A Basic Approach to Chemotherapy
The elusive magic bullet of cancer chemotherapy may be nothing more than a false hope, but now chemists at the University of Kansas have found a way to attack malignant cells with an anticancer drug, while sparing healthy cells. The discovery could allow higher, more effective doses to be administered to cancer patients without increasing the potentially debilitating side effects.
Normal cells simply isolate basic (as opposed to acidic) chemicals, allowing them to be excreted by the cell before they have a toxic effect. In contrast, cancer cells do not function normally and cannot isolate such substances for secretion so they feel the full caustic effects of such compounds. Unfortunately, most anticancer drugs do not fall into this category and accumulate in both normal and malignant cells, causing harm to both. The elusive magic bullet drug and countless attempts to target only cancer cells have had many successes, however, they generally fall short of the target leading to severe side-effects in many patients nevertheless.
Now, Jeffrey Krise of the University of Kansas at Lawrence and colleagues Muralikrishna Duvvuri, Samidha Konkar, Kwon Ho Hong, and Brian Blagg reasoned that if there were a way to make anticancer drugs basic then they could essentially target only cancer cells, as healthy cells quickly isolate and excrete basic compounds. They have tested this approach successfully on several existing anticancer drugs—inhibitors of the Hsp90 molecular chaperone—in the laboratory and say it could offer substantial benefits for cancer patients.
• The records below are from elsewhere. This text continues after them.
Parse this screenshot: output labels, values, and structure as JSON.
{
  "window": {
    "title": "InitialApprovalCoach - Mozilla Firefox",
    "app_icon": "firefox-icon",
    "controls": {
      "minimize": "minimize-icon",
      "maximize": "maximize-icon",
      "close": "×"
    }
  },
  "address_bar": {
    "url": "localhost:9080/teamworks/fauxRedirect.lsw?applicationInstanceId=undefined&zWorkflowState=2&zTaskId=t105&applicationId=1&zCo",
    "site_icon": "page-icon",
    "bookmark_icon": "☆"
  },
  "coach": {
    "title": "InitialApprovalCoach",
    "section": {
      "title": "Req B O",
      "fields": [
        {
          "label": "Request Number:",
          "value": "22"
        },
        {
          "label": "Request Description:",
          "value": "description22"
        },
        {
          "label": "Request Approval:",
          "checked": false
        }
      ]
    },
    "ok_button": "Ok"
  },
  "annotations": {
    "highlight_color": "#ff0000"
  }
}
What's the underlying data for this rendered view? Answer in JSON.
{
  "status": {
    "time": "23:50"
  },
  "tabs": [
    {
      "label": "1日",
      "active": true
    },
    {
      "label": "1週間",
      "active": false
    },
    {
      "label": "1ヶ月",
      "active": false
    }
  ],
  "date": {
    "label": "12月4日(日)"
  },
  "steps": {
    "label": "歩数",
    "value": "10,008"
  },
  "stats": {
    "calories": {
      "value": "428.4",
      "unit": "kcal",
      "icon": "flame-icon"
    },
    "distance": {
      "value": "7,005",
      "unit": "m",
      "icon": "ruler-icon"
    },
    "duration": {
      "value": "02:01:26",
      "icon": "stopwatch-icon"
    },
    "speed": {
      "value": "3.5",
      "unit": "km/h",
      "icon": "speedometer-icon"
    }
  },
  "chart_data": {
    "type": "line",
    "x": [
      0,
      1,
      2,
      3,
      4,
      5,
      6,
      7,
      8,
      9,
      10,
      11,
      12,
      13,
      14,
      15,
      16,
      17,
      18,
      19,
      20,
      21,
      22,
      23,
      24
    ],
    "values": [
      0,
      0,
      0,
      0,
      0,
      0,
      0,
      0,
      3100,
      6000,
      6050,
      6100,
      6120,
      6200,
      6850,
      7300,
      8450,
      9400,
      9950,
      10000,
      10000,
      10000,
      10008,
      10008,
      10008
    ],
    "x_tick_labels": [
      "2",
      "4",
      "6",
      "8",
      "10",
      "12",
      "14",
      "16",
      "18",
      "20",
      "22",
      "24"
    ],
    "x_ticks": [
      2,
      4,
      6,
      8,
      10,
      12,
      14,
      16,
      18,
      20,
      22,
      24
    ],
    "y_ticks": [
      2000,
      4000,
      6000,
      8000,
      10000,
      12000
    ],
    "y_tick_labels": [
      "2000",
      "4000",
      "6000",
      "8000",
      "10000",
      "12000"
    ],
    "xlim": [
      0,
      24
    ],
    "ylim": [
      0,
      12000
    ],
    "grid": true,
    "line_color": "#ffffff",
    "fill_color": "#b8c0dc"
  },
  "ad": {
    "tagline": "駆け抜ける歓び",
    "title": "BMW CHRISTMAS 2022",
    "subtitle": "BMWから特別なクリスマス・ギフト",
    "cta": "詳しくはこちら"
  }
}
"It could allow cancer patients to tolerate higher and more effective doses of chemotherapy before normal cells are damaged to an extent that causes serious side effects and cessation of therapy," Krise explains. "The approach is completely different from previous attempts that were designed to deliver drugs only to cancer cells and not normal cells." He suggests that his team's findings offer a new rational approach to designing selective anticancer drugs that have fewer side-effects. "Importantly," he adds, "this technology can also be used to modify existing drugs and increase their selectivity."
Krise's report describes a number of existing anti-cancer drugs that have basic properties, and notes that the new findings may provide the first explanation of why these drugs are so effective.
ACS Chem Biol, 2006, in press http://dx.doi.org/10.1021/cb6001202